Author(s): Raghu Gopal
This week, Foxconn, the largest assembler of Apple products, announced that it will begin mass-producing flagship iPhones in India. Until now, Apple has only built the lower-cost iPhone SE and 6s models in India through Wistron in Bengaluru. The announcement means that Foxconn will now assemble the most expensive models, such as the flagship iPhone X family, potentially taking Apple's business in India to a new level.
Foxconn has focussed the major portion of its activities on China because the country provides an inexpensive source of labour for smartphone manufacturing as well as a large market for the phones it produces. However, in recent years, the Chinese smartphone market has stagnated, hitting sales of Apple devices particularly hard. Customers have been holding onto their devices longer and many people in China are attracted by local smartphone brands like Huawei, Oppo and Vivo.
The desire to build a presence in India is clear. The country has the fastest-growing smartphone market in the world, and Apple has almost nowhere to go but up. Indians bought more than 135 million smartphones in 2018, but only a tiny share of them were iPhones, as consumers favoured less-expensive models, mainly from Chinese manufacturers such as Xiaomi that offer value for money. Apple isn't looking to become a low-cost brand and the premium market in India is a thin, top layer of the market.
Apple hasn't been able to compete with brands like OnePlus in India, which deliver similar features to iPhones at half their prices. The move to manufacture in India will help Foxconn avoid the 20% import duty that's levied on phones made outside India, and only assembled there from parts sourced from China. Foxconn's move will also help Apple open retail stores in India. As part of the government's Make in India initiative, Apple needs to meet a rule that says a company must source 30% of its materials locally to be able to open its own retail shops. Until now, Apple has depended on local partners to sell its phones, so by manufacturing in India, it will be able to boost its retail push there.

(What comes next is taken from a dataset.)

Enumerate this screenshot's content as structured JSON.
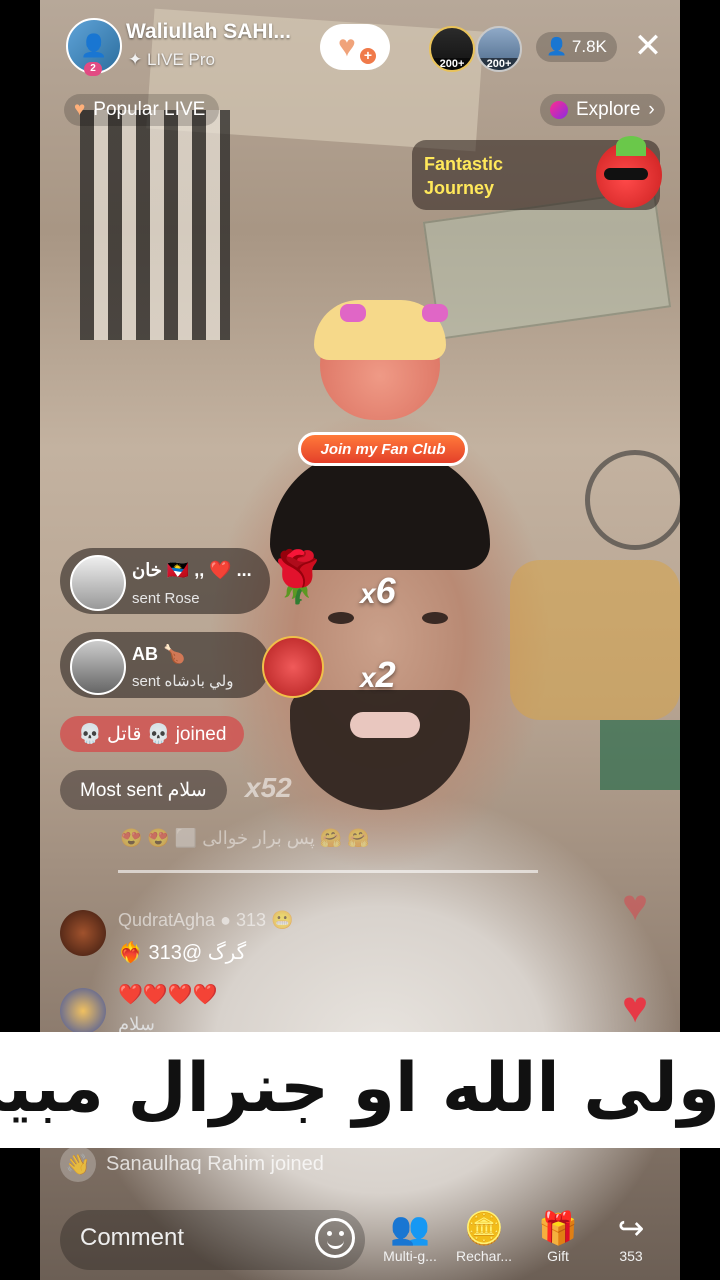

Amid ongoing trade tensions between China and the US, shifting more of Apple's manufacturing operation away from China to local facilities in India allows it to diversify its logistics risks. iPhones made in India will provide Apple with a production path for the future — the company wants to avoid having all its eggs in one basket. In addition to India, Apple is also looking to set up manufacturing lines in Vietnam.